Harassment is defined in three ways by the Equality Act 2010:
- Unwanted conduct that has the purpose or effect of creating an intimidating, hostile, degrading, humiliating or offensive environment for the complainant, or violating the complainant's dignity (this applies to all the protected characteristics apart from pregnancy and maternity, and marriage and civil partnership).
- Unwanted conduct of a sexual nature (sexual harassment).
- Treating a person less favourably than another person because they have either submitted to, or did not submit to, sexual harassment or harassment related to sex or gender reassignment.

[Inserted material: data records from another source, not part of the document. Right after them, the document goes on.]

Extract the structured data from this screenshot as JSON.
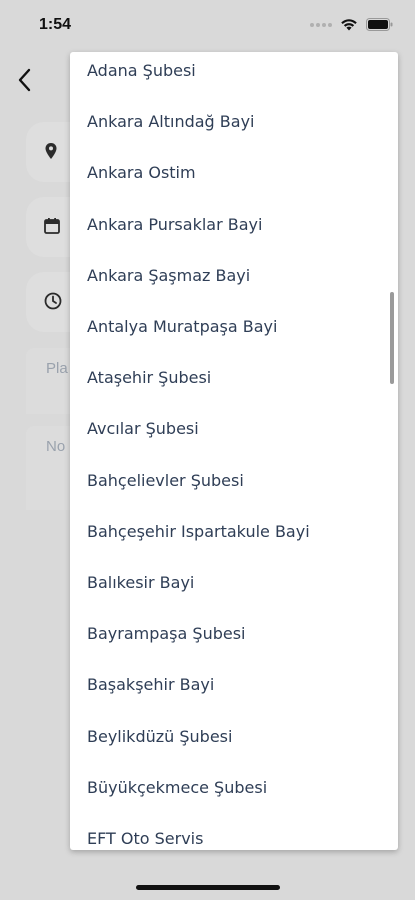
{
  "status_bar": {
    "time": "1:54"
  },
  "form": {
    "plate_placeholder": "Pla",
    "note_placeholder": "No"
  },
  "dropdown": {
    "items": [
      "Adana Şubesi",
      "Ankara Altındağ Bayi",
      "Ankara Ostim",
      "Ankara Pursaklar Bayi",
      "Ankara Şaşmaz Bayi",
      "Antalya Muratpaşa Bayi",
      "Ataşehir Şubesi",
      "Avcılar Şubesi",
      "Bahçelievler Şubesi",
      "Bahçeşehir Ispartakule Bayi",
      "Balıkesir Bayi",
      "Bayrampaşa Şubesi",
      "Başakşehir Bayi",
      "Beylikdüzü Şubesi",
      "Büyükçekmece Şubesi",
      "EFT Oto Servis"
    ]
  },
  "icons": {
    "back": "chevron-left-icon",
    "location": "location-pin-icon",
    "date": "calendar-icon",
    "time": "clock-icon"
  }
}
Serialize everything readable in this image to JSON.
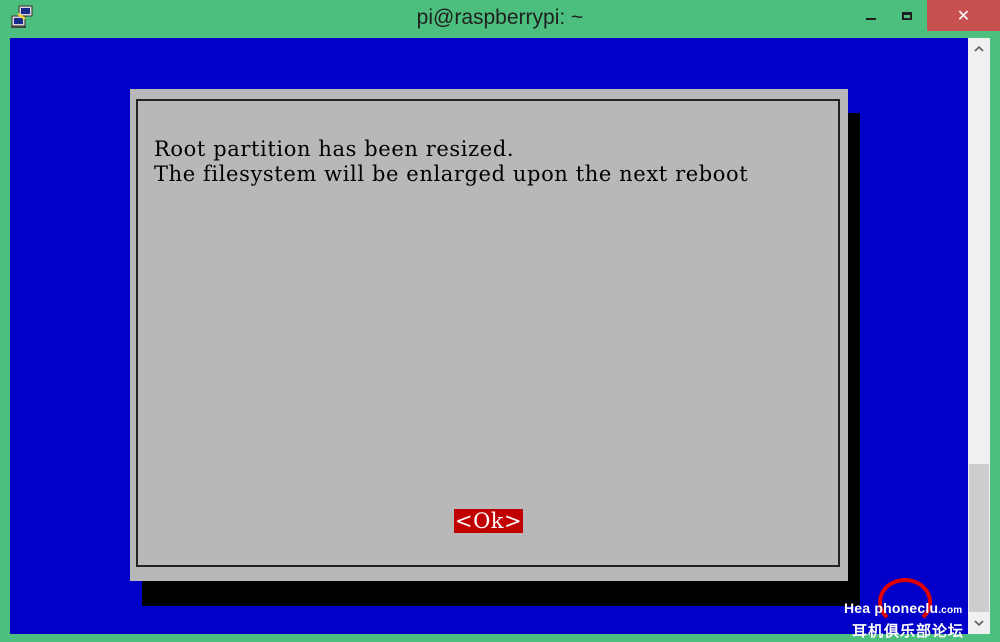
{
  "window": {
    "title": "pi@raspberrypi: ~",
    "app_icon": "putty-icon",
    "minimize_icon": "minimize-icon",
    "maximize_icon": "maximize-icon",
    "close_icon": "close-icon",
    "close_glyph": "✕"
  },
  "dialog": {
    "message": "Root partition has been resized.\nThe filesystem will be enlarged upon the next reboot",
    "ok_label": "<Ok>"
  },
  "watermark": {
    "brand": "HeadphoneClub",
    "line1": "Hea  phoneclu",
    "line1_suffix": ".com",
    "line2": "耳机俱乐部论坛"
  },
  "colors": {
    "frame": "#4cbf7e",
    "terminal_bg": "#0000c8",
    "dialog_bg": "#b8b8b8",
    "button_bg": "#c00000",
    "close_bg": "#c75050"
  }
}
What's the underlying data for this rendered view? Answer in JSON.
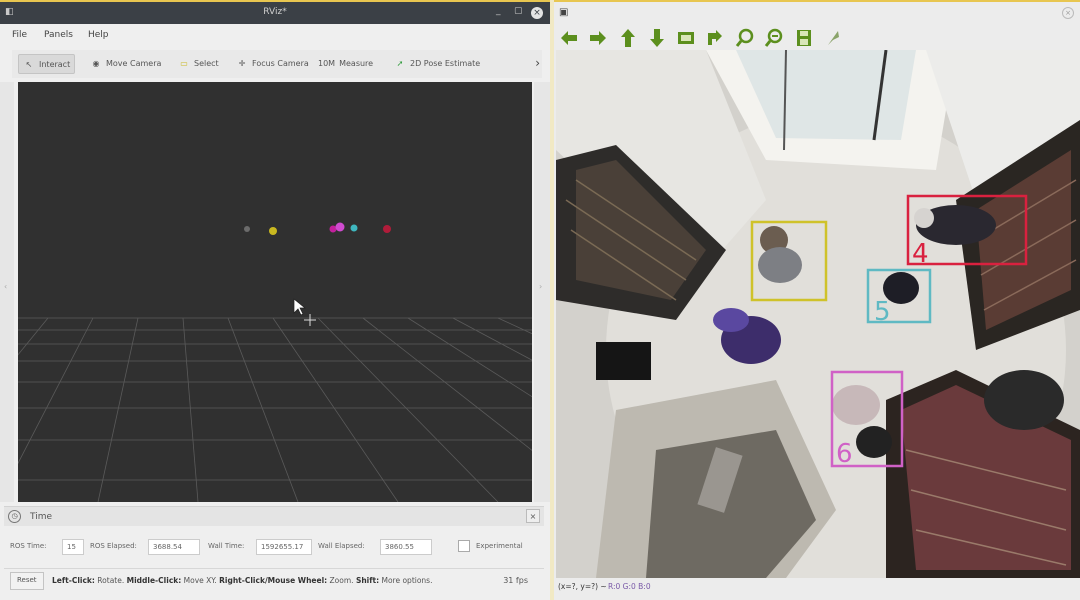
{
  "left_window": {
    "title": "RViz*",
    "app_icon": "rviz-icon",
    "window_buttons": [
      "_",
      "▢"
    ],
    "close_glyph": "×",
    "menu": [
      "File",
      "Panels",
      "Help"
    ],
    "toolbar": {
      "tools": [
        {
          "name": "interact",
          "label": "Interact",
          "icon": "pointer-icon",
          "glyph": "↖",
          "active": true
        },
        {
          "name": "move-camera",
          "label": "Move Camera",
          "icon": "eye-icon",
          "glyph": "◉",
          "active": false
        },
        {
          "name": "select",
          "label": "Select",
          "icon": "select-box-icon",
          "glyph": "▭",
          "active": false
        },
        {
          "name": "focus-camera",
          "label": "Focus Camera",
          "icon": "crosshair-icon",
          "glyph": "✛",
          "active": false
        },
        {
          "name": "measure",
          "label": "Measure",
          "icon": "ruler-icon",
          "glyph": "10M",
          "active": false
        },
        {
          "name": "2d-pose-estimate",
          "label": "2D Pose Estimate",
          "icon": "arrow-green-icon",
          "glyph": "➚",
          "active": false
        }
      ],
      "more_glyph": "›"
    },
    "time_panel": {
      "label": "Time",
      "clock_glyph": "◷",
      "close_glyph": "×",
      "fields": {
        "ros_time_label": "ROS Time:",
        "ros_time_value": "15",
        "ros_elapsed_label": "ROS Elapsed:",
        "ros_elapsed_value": "3688.54",
        "wall_time_label": "Wall Time:",
        "wall_time_value": "1592655.17",
        "wall_elapsed_label": "Wall Elapsed:",
        "wall_elapsed_value": "3860.55",
        "experimental_label": "Experimental"
      }
    },
    "status": {
      "reset_label": "Reset",
      "hint_left_click": "Left-Click:",
      "hint_left_click_desc": " Rotate. ",
      "hint_middle_click": "Middle-Click:",
      "hint_middle_click_desc": " Move XY. ",
      "hint_right_click": "Right-Click/Mouse Wheel:",
      "hint_right_click_desc": " Zoom. ",
      "hint_shift": "Shift:",
      "hint_shift_desc": " More options.",
      "fps": "31 fps"
    },
    "markers": [
      {
        "color": "#6b6b6b"
      },
      {
        "color": "#c9b820"
      },
      {
        "color": "#c3209c"
      },
      {
        "color": "#d04bd0"
      },
      {
        "color": "#3fb7bf"
      },
      {
        "color": "#b01c3a"
      }
    ]
  },
  "right_window": {
    "app_icon_glyph": "▣",
    "title": "",
    "close_glyph": "×",
    "toolbar_icons": [
      "arrow-left-icon",
      "arrow-right-icon",
      "arrow-up-icon",
      "arrow-down-icon",
      "save-image-icon",
      "pan-icon",
      "zoom-in-icon",
      "zoom-out-icon",
      "save-icon",
      "pointer-icon"
    ],
    "detections": [
      {
        "id": "",
        "color": "#cfc22a",
        "label_color": "#cfc22a"
      },
      {
        "id": "5",
        "color": "#5fb9c3",
        "label_color": "#5fb9c3"
      },
      {
        "id": "4",
        "color": "#d9213f",
        "label_color": "#d9213f"
      },
      {
        "id": "6",
        "color": "#d061c6",
        "label_color": "#d061c6"
      }
    ],
    "status_text": "(x=?, y=?) ~",
    "status_rgb": "R:0 G:0 B:0"
  }
}
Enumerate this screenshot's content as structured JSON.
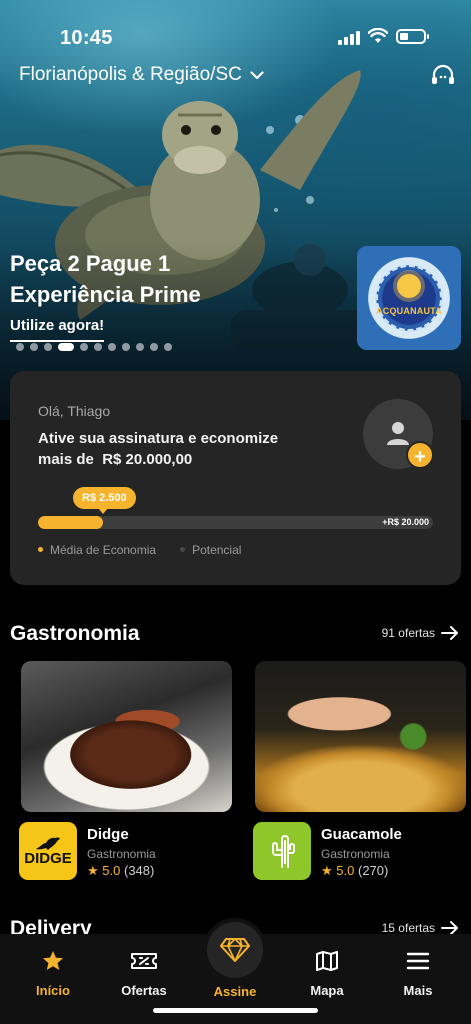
{
  "status_bar": {
    "time": "10:45"
  },
  "header": {
    "location": "Florianópolis & Região/SC"
  },
  "promo": {
    "title_line1": "Peça 2 Pague 1",
    "title_line2": "Experiência Prime",
    "cta": "Utilize agora!",
    "dot_count": 11,
    "active_dot": 3,
    "partner_logo_text": "ACQUANAUTA"
  },
  "savings": {
    "greeting": "Olá, Thiago",
    "message_line1": "Ative sua assinatura e economize",
    "message_line2": "mais de  R$ 20.000,00",
    "current_label": "R$ 2.500",
    "max_label": "+R$ 20.000",
    "progress": 0.165,
    "legend_avg": "Média de Economia",
    "legend_potential": "Potencial",
    "accent_color": "#f6b32d"
  },
  "gastronomia": {
    "title": "Gastronomia",
    "count_link": "91 ofertas",
    "offers": [
      {
        "logo_text": "DIDGE",
        "name": "Didge",
        "category": "Gastronomia",
        "star": "★",
        "rating": "5.0",
        "reviews": "(348)"
      },
      {
        "logo_text": "",
        "name": "Guacamole",
        "category": "Gastronomia",
        "star": "★",
        "rating": "5.0",
        "reviews": "(270)"
      }
    ]
  },
  "delivery": {
    "title": "Delivery",
    "count_link": "15 ofertas"
  },
  "tabbar": {
    "tabs": [
      {
        "label": "Início",
        "icon": "star-icon"
      },
      {
        "label": "Ofertas",
        "icon": "ticket-icon"
      },
      {
        "label": "Assine",
        "icon": "diamond-icon"
      },
      {
        "label": "Mapa",
        "icon": "map-icon"
      },
      {
        "label": "Mais",
        "icon": "menu-icon"
      }
    ]
  }
}
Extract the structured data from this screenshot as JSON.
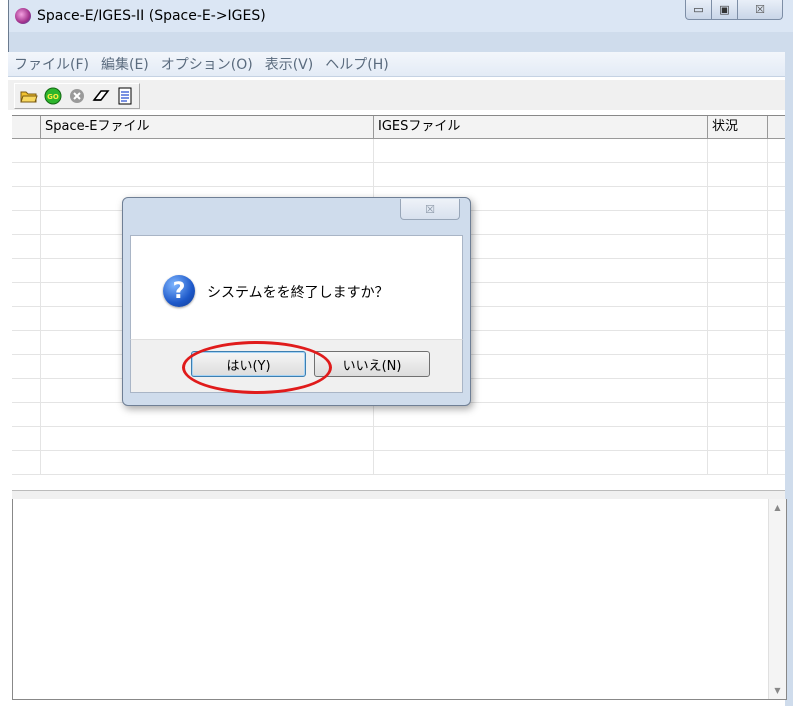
{
  "window": {
    "title": "Space-E/IGES-II (Space-E->IGES)",
    "app_icon": "app-logo-icon",
    "minimize_glyph": "▭",
    "maximize_glyph": "▣",
    "close_glyph": "☒"
  },
  "menu": {
    "items": [
      "ファイル(F)",
      "編集(E)",
      "オプション(O)",
      "表示(V)",
      "ヘルプ(H)"
    ]
  },
  "toolbar": {
    "buttons": [
      "open-folder-icon",
      "go-icon",
      "stop-icon",
      "eraser-icon",
      "document-icon"
    ]
  },
  "grid": {
    "columns": [
      "",
      "Space-Eファイル",
      "IGESファイル",
      "状況"
    ],
    "rows": []
  },
  "dialog": {
    "close_glyph": "☒",
    "icon": "question-icon",
    "message": "システムをを終了しますか？",
    "yes_label": "はい(Y)",
    "no_label": "いいえ(N)"
  },
  "annotation": {
    "highlight_color": "#e01b1b"
  }
}
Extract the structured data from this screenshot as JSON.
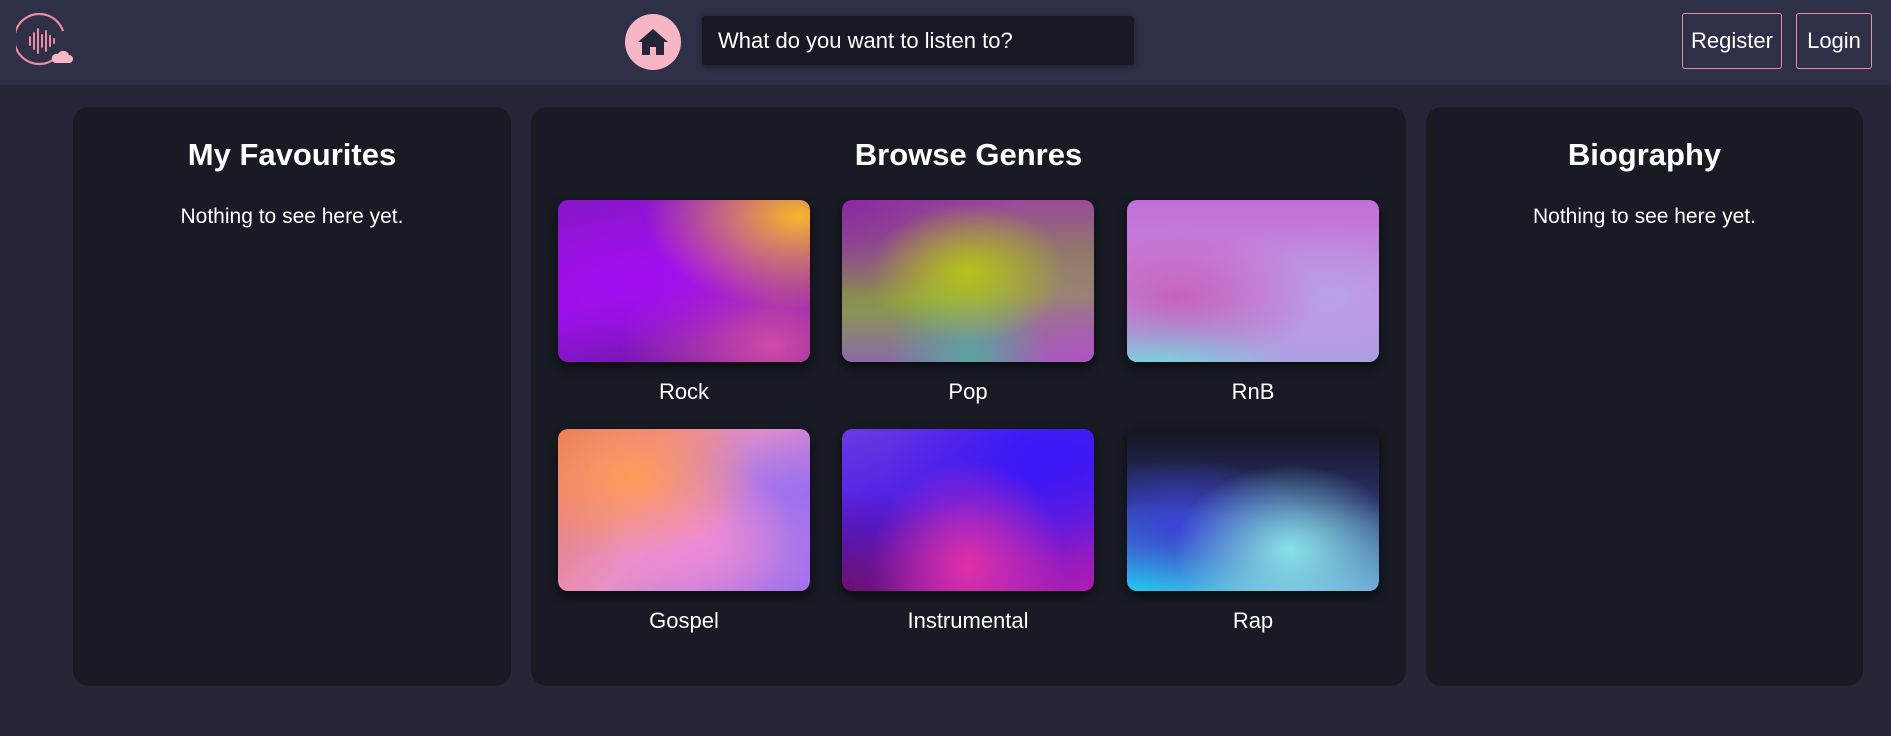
{
  "header": {
    "search_placeholder": "What do you want to listen to?",
    "register_label": "Register",
    "login_label": "Login",
    "accent_color": "#f7b6c5",
    "logo_icon": "soundwave-cloud-icon",
    "home_icon": "home-icon"
  },
  "favourites": {
    "title": "My Favourites",
    "empty_text": "Nothing to see here yet."
  },
  "genres": {
    "title": "Browse Genres",
    "items": [
      {
        "label": "Rock"
      },
      {
        "label": "Pop"
      },
      {
        "label": "RnB"
      },
      {
        "label": "Gospel"
      },
      {
        "label": "Instrumental"
      },
      {
        "label": "Rap"
      }
    ]
  },
  "biography": {
    "title": "Biography",
    "empty_text": "Nothing to see here yet."
  }
}
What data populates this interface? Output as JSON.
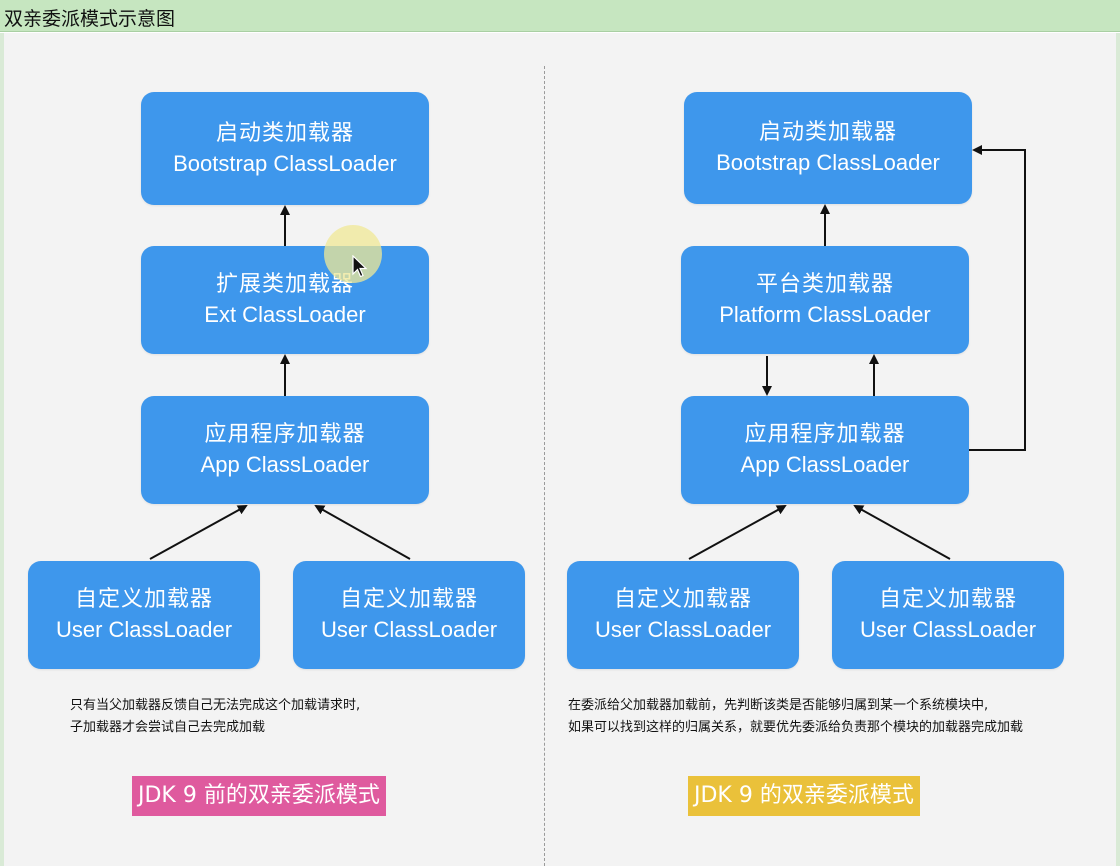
{
  "window": {
    "title": "双亲委派模式示意图"
  },
  "left": {
    "boxes": {
      "bootstrap": {
        "cn": "启动类加载器",
        "en": "Bootstrap ClassLoader"
      },
      "ext": {
        "cn": "扩展类加载器",
        "en": "Ext ClassLoader"
      },
      "app": {
        "cn": "应用程序加载器",
        "en": "App ClassLoader"
      },
      "user1": {
        "cn": "自定义加载器",
        "en": "User ClassLoader"
      },
      "user2": {
        "cn": "自定义加载器",
        "en": "User ClassLoader"
      }
    },
    "note": {
      "line1": "只有当父加载器反馈自己无法完成这个加载请求时,",
      "line2": "子加载器才会尝试自己去完成加载"
    },
    "label": "JDK 9 前的双亲委派模式"
  },
  "right": {
    "boxes": {
      "bootstrap": {
        "cn": "启动类加载器",
        "en": "Bootstrap ClassLoader"
      },
      "platform": {
        "cn": "平台类加载器",
        "en": "Platform ClassLoader"
      },
      "app": {
        "cn": "应用程序加载器",
        "en": "App ClassLoader"
      },
      "user1": {
        "cn": "自定义加载器",
        "en": "User ClassLoader"
      },
      "user2": {
        "cn": "自定义加载器",
        "en": "User ClassLoader"
      }
    },
    "note": {
      "line1": "在委派给父加载器加载前，先判断该类是否能够归属到某一个系统模块中,",
      "line2": "如果可以找到这样的归属关系，就要优先委派给负责那个模块的加载器完成加载"
    },
    "label": "JDK 9 的双亲委派模式"
  },
  "colors": {
    "box": "#3e97ec",
    "title_bar": "#c6e6c0",
    "label_left": "#df5a9e",
    "label_right": "#eac13a"
  },
  "icons": {
    "cursor": "mouse-pointer-icon"
  }
}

There is no definitive list of behaviour which could be defined as harassment, but examples could include physical violence or intimidation, public humiliation, personal insults, persecution, racist/homophobic insults, stalking and shouting. More subtle forms of harassment could be excluding someone, excessive monitoring of work or failure to safeguard confidentiality.
In deciding what harassment is, it is the perceptions of the recipient of the behaviour that are important. Harassment can have been deemed to have occurred even if the intention was not present, but the recipient believed they were being harassed.
Additional protection from recurrent harassment which is not covered by the Equality Act 2010 is provided for in the Protection from Harassment Act 1997. This Act, like harassment based on a protected characteristic, creates vicarious liability for employers.
In order to protect and support members of the University from harassment, the University has developed a Dignity@Work scheme. This scheme provides guidance on behaviour which may constitute harassment, information and advice for victims of harassment and informal dispute resolution through a trained network of advisors.
Additional support and guidance is available from the HR Business Managers/Advisors, the Equality and Diversity section, the University's Staff Diversity Networks and the CUSU/Graduate Union.